He proved doubters wrong, and frankly, he did it at a program built on the shoulders of guys who mitigated doubts and exceeded expectations.
None did that better than Thomas.
But here’s the other thing about Thomas that makes him the perfect first Cowboy in the Ring of Honor — he was one tough hombre.
Ask guys who played with him in Stillwater, and they marvel at his tenacity.
“Thurman practiced full speed every day,” said Cowboy coach Mike Gundy, whose playing days overlapped with Thomas’ junior and senior seasons. “Blocking drills. Running. It didn’t make any difference.
“And then in games when he was in pass protection, he would step up and hit a defensive end or a linebacker right square in the mouth.”
Gundy never remembers Thomas protecting himself, even after injuring his knee the summer before his junior season in 1986.
Thomas was playing basketball when he suffered the injury, and he actually ended up having an arthroscopic procedure that year. Cowboy fans may remember him wearing a brace his last two years in Stillwater.
What Cowboy fans may not remember — or maybe even know — is that Thomas had actually a partial tear of his ACL. And in case “partial” makes it sound like it wasn’t all that severe, Thomas has since said the ligament was 85% torn.
It was more partially together than partially torn.
But Thomas played the rest of his career with his ACL hanging on by a thread. Not just the final two seasons of his OSU career, but rather his entire career, which stretched for another 13 seasons in the NFL.
There had to be pain and discomfort and concern, but Thomas never showed it.
And lest you’ve forgotten, the Cowboys had a power-based run game with Thomas.
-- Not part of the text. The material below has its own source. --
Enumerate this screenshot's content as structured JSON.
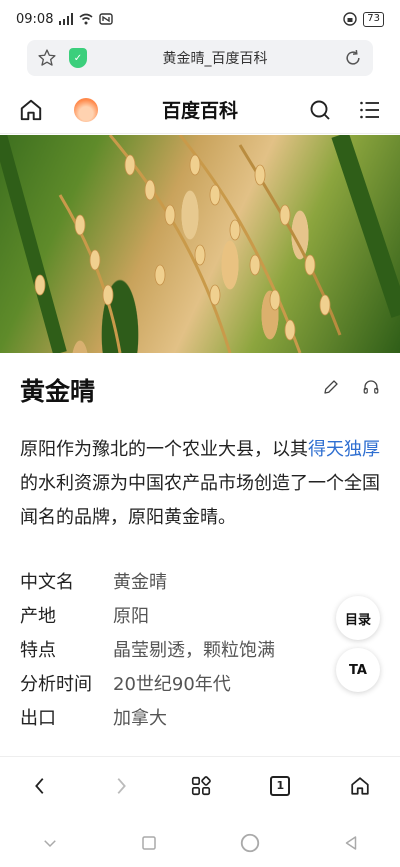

He wasn’t a speedster like Chuba Hubbard. Wasn’t a jitterbug like Barry Sanders. Thomas was a grinder at 5-foot-10, 200 pounds.
Think about the way the Cowboys played with Thomas. Not just between the tackles. Between the guards. Hard yards lots of the time.
Thomas always delivered.
“He went a hundred percent all the time,” Gundy said. “That’s really what his legacy is around here.”
Tough. Tenacious. Transcendent.
Who Thurman Thomas was is who the Cowboys want to be.
Jenni Carlson: Jenni can be reached at 405-475-4125 or email@example.com. Like her at facebook.com/JenniCarlsonOK or follow her at twitter.com/jennicarlson_ok.